About this task: Go through the entries below and return every line that contains "Property".
Input data Block Start
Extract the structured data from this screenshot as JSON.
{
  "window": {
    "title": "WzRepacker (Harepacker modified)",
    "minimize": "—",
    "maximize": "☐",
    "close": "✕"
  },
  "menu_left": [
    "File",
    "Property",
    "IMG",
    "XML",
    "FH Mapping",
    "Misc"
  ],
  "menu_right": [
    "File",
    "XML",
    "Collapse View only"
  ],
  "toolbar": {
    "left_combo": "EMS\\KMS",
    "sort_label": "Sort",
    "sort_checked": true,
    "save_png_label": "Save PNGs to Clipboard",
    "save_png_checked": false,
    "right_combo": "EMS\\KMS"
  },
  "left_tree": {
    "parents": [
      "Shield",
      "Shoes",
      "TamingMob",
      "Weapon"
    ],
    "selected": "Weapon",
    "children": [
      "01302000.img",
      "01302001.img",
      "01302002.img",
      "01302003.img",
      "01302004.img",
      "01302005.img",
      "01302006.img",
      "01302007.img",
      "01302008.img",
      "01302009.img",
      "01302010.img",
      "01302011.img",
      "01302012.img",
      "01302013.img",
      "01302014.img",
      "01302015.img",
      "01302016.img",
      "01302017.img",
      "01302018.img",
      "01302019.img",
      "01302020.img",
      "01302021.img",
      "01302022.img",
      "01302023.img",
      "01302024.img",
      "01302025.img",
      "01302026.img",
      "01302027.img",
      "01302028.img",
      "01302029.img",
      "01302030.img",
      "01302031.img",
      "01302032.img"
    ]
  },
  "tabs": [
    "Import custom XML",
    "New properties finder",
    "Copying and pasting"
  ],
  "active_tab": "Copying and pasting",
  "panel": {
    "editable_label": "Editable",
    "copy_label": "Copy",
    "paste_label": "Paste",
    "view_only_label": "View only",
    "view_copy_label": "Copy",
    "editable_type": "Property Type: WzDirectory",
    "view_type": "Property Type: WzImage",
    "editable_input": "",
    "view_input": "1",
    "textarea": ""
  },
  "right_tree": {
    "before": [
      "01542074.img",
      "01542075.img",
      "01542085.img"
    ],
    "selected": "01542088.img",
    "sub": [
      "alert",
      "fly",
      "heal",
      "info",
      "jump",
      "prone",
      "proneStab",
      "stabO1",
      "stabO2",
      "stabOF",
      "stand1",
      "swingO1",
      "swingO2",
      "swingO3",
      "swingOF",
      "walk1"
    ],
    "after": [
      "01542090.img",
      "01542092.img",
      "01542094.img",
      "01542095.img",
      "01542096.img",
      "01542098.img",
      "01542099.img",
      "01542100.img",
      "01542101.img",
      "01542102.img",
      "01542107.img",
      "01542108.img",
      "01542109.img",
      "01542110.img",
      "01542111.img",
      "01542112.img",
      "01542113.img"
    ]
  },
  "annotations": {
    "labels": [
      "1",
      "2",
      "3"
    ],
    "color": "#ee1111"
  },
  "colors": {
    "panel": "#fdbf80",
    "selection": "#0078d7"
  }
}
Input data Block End
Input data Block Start
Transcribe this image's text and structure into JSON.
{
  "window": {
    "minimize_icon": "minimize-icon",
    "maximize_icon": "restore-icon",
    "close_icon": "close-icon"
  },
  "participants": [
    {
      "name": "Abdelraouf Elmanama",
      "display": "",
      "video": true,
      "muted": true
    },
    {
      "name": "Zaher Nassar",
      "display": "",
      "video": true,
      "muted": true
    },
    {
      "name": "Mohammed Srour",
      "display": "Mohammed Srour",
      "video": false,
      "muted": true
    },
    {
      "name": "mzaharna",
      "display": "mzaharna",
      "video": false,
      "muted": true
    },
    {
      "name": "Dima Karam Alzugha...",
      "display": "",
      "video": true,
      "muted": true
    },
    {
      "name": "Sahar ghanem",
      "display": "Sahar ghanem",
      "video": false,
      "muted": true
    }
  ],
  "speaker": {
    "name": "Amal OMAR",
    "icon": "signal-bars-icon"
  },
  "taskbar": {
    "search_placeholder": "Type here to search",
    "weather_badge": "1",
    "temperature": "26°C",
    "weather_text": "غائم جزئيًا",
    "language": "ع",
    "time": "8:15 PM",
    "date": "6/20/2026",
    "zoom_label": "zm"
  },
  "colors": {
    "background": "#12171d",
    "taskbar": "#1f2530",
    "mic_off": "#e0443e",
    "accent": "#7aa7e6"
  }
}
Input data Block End
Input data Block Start
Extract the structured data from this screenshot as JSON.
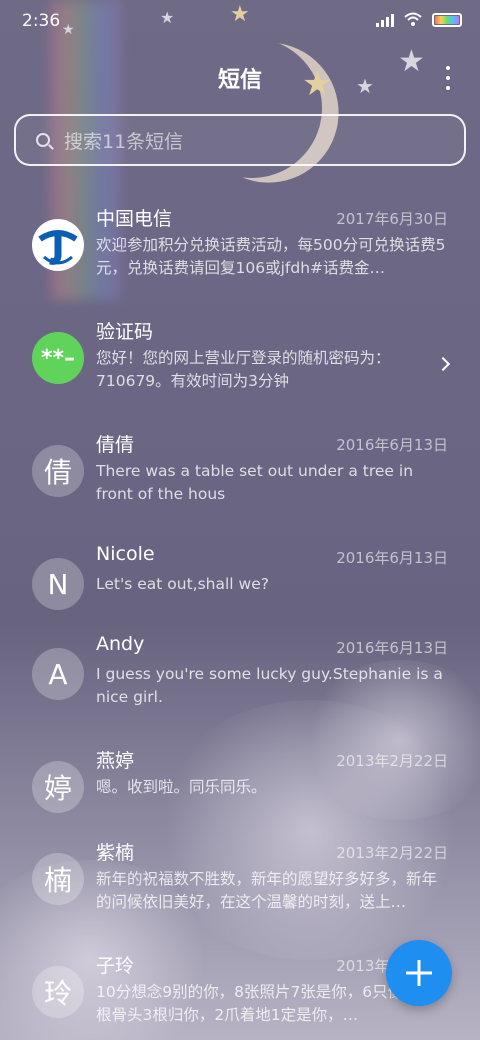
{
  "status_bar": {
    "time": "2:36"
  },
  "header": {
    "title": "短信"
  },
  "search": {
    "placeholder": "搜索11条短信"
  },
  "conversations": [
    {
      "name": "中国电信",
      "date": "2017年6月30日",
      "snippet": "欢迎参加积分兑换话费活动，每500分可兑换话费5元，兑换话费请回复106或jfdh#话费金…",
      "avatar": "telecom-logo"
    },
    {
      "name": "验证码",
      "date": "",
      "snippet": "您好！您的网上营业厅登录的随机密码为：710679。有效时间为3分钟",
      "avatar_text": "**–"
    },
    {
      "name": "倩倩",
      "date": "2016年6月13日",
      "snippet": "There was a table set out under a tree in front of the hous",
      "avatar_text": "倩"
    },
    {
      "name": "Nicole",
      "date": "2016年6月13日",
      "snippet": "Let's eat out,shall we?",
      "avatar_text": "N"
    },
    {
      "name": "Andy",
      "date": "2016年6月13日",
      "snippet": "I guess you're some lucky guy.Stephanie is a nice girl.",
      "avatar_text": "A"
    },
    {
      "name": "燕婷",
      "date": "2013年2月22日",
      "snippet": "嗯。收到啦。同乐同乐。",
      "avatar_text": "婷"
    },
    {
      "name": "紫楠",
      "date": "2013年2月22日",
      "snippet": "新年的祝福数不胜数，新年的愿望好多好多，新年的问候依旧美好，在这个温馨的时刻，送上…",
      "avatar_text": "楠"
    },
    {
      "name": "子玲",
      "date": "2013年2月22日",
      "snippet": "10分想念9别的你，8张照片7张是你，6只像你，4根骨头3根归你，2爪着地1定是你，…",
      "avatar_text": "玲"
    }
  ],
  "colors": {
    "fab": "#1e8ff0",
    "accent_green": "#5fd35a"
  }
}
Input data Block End
Answer box:
    "Property",
    "editable_type": "Property Type: WzDirectory",
    "view_type": "Property Type: WzImage",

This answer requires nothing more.